▸ Records provided:
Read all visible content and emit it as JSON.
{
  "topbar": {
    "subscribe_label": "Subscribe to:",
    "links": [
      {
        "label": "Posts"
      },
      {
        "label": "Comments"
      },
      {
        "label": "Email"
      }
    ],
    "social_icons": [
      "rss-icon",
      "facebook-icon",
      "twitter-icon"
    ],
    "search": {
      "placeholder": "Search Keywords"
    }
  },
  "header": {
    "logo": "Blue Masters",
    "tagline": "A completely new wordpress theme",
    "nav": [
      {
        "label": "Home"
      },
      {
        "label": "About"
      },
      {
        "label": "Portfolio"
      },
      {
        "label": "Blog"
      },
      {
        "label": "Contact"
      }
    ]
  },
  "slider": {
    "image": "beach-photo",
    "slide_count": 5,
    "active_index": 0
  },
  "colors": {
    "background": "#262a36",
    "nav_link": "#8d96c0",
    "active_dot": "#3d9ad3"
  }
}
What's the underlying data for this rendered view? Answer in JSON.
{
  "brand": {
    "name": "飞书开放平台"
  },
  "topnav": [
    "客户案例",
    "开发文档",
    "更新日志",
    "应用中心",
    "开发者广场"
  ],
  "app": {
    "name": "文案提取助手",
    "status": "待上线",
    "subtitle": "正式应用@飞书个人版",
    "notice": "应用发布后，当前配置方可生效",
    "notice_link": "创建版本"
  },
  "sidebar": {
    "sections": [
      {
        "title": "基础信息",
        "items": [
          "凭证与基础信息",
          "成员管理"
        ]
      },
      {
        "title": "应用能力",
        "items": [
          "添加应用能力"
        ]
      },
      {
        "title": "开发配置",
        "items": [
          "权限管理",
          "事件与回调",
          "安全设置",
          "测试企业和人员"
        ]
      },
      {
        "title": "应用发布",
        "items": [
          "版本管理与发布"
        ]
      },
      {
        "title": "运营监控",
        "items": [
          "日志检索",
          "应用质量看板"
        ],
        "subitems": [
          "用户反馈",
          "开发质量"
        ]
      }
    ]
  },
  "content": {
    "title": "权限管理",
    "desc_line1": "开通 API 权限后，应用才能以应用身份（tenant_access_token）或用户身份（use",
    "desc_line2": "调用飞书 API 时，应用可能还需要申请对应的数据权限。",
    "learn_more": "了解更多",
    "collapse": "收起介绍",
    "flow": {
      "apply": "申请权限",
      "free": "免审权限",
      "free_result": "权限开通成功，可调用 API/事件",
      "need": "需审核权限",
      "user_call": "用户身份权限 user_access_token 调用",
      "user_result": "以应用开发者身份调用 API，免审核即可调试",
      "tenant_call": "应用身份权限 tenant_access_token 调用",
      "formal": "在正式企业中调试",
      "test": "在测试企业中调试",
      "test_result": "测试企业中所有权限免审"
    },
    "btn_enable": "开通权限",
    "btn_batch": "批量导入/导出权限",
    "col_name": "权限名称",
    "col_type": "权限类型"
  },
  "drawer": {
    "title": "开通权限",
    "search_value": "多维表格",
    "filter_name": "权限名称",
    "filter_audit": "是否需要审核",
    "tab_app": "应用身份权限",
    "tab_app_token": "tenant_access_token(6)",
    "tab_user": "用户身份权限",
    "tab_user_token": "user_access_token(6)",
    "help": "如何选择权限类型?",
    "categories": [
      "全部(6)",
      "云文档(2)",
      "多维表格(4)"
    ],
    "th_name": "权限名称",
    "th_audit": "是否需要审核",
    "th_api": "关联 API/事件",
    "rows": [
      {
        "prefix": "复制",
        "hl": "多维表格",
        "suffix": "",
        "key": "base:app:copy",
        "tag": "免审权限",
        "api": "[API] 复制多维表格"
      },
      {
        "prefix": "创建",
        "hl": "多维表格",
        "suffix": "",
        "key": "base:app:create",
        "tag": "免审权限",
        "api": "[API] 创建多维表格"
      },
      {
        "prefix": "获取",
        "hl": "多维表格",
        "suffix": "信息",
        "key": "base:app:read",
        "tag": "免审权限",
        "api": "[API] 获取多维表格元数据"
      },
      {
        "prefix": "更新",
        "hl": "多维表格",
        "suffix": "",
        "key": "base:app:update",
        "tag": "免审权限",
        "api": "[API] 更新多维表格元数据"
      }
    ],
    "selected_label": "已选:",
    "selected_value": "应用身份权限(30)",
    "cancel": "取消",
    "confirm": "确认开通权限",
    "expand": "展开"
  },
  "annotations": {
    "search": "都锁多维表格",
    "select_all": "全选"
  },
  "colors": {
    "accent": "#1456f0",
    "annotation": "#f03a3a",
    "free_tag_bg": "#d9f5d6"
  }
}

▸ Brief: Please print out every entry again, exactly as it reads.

▸ Task result:
Read all visible content and emit it as JSON.
{
  "topbar": {
    "subscribe_label": "Subscribe to:",
    "links": [
      {
        "label": "Posts"
      },
      {
        "label": "Comments"
      },
      {
        "label": "Email"
      }
    ],
    "social_icons": [
      "rss-icon",
      "facebook-icon",
      "twitter-icon"
    ],
    "search": {
      "placeholder": "Search Keywords"
    }
  },
  "header": {
    "logo": "Blue Masters",
    "tagline": "A completely new wordpress theme",
    "nav": [
      {
        "label": "Home"
      },
      {
        "label": "About"
      },
      {
        "label": "Portfolio"
      },
      {
        "label": "Blog"
      },
      {
        "label": "Contact"
      }
    ]
  },
  "slider": {
    "image": "beach-photo",
    "slide_count": 5,
    "active_index": 0
  },
  "colors": {
    "background": "#262a36",
    "nav_link": "#8d96c0",
    "active_dot": "#3d9ad3"
  }
}
What's the underlying data for this rendered view? Answer in JSON.
{
  "brand": {
    "name": "飞书开放平台"
  },
  "topnav": [
    "客户案例",
    "开发文档",
    "更新日志",
    "应用中心",
    "开发者广场"
  ],
  "app": {
    "name": "文案提取助手",
    "status": "待上线",
    "subtitle": "正式应用@飞书个人版",
    "notice": "应用发布后，当前配置方可生效",
    "notice_link": "创建版本"
  },
  "sidebar": {
    "sections": [
      {
        "title": "基础信息",
        "items": [
          "凭证与基础信息",
          "成员管理"
        ]
      },
      {
        "title": "应用能力",
        "items": [
          "添加应用能力"
        ]
      },
      {
        "title": "开发配置",
        "items": [
          "权限管理",
          "事件与回调",
          "安全设置",
          "测试企业和人员"
        ]
      },
      {
        "title": "应用发布",
        "items": [
          "版本管理与发布"
        ]
      },
      {
        "title": "运营监控",
        "items": [
          "日志检索",
          "应用质量看板"
        ],
        "subitems": [
          "用户反馈",
          "开发质量"
        ]
      }
    ]
  },
  "content": {
    "title": "权限管理",
    "desc_line1": "开通 API 权限后，应用才能以应用身份（tenant_access_token）或用户身份（use",
    "desc_line2": "调用飞书 API 时，应用可能还需要申请对应的数据权限。",
    "learn_more": "了解更多",
    "collapse": "收起介绍",
    "flow": {
      "apply": "申请权限",
      "free": "免审权限",
      "free_result": "权限开通成功，可调用 API/事件",
      "need": "需审核权限",
      "user_call": "用户身份权限 user_access_token 调用",
      "user_result": "以应用开发者身份调用 API，免审核即可调试",
      "tenant_call": "应用身份权限 tenant_access_token 调用",
      "formal": "在正式企业中调试",
      "test": "在测试企业中调试",
      "test_result": "测试企业中所有权限免审"
    },
    "btn_enable": "开通权限",
    "btn_batch": "批量导入/导出权限",
    "col_name": "权限名称",
    "col_type": "权限类型"
  },
  "drawer": {
    "title": "开通权限",
    "search_value": "多维表格",
    "filter_name": "权限名称",
    "filter_audit": "是否需要审核",
    "tab_app": "应用身份权限",
    "tab_app_token": "tenant_access_token(6)",
    "tab_user": "用户身份权限",
    "tab_user_token": "user_access_token(6)",
    "help": "如何选择权限类型?",
    "categories": [
      "全部(6)",
      "云文档(2)",
      "多维表格(4)"
    ],
    "th_name": "权限名称",
    "th_audit": "是否需要审核",
    "th_api": "关联 API/事件",
    "rows": [
      {
        "prefix": "复制",
        "hl": "多维表格",
        "suffix": "",
        "key": "base:app:copy",
        "tag": "免审权限",
        "api": "[API] 复制多维表格"
      },
      {
        "prefix": "创建",
        "hl": "多维表格",
        "suffix": "",
        "key": "base:app:create",
        "tag": "免审权限",
        "api": "[API] 创建多维表格"
      },
      {
        "prefix": "获取",
        "hl": "多维表格",
        "suffix": "信息",
        "key": "base:app:read",
        "tag": "免审权限",
        "api": "[API] 获取多维表格元数据"
      },
      {
        "prefix": "更新",
        "hl": "多维表格",
        "suffix": "",
        "key": "base:app:update",
        "tag": "免审权限",
        "api": "[API] 更新多维表格元数据"
      }
    ],
    "selected_label": "已选:",
    "selected_value": "应用身份权限(30)",
    "cancel": "取消",
    "confirm": "确认开通权限",
    "expand": "展开"
  },
  "annotations": {
    "search": "都锁多维表格",
    "select_all": "全选"
  },
  "colors": {
    "accent": "#1456f0",
    "annotation": "#f03a3a",
    "free_tag_bg": "#d9f5d6"
  }
}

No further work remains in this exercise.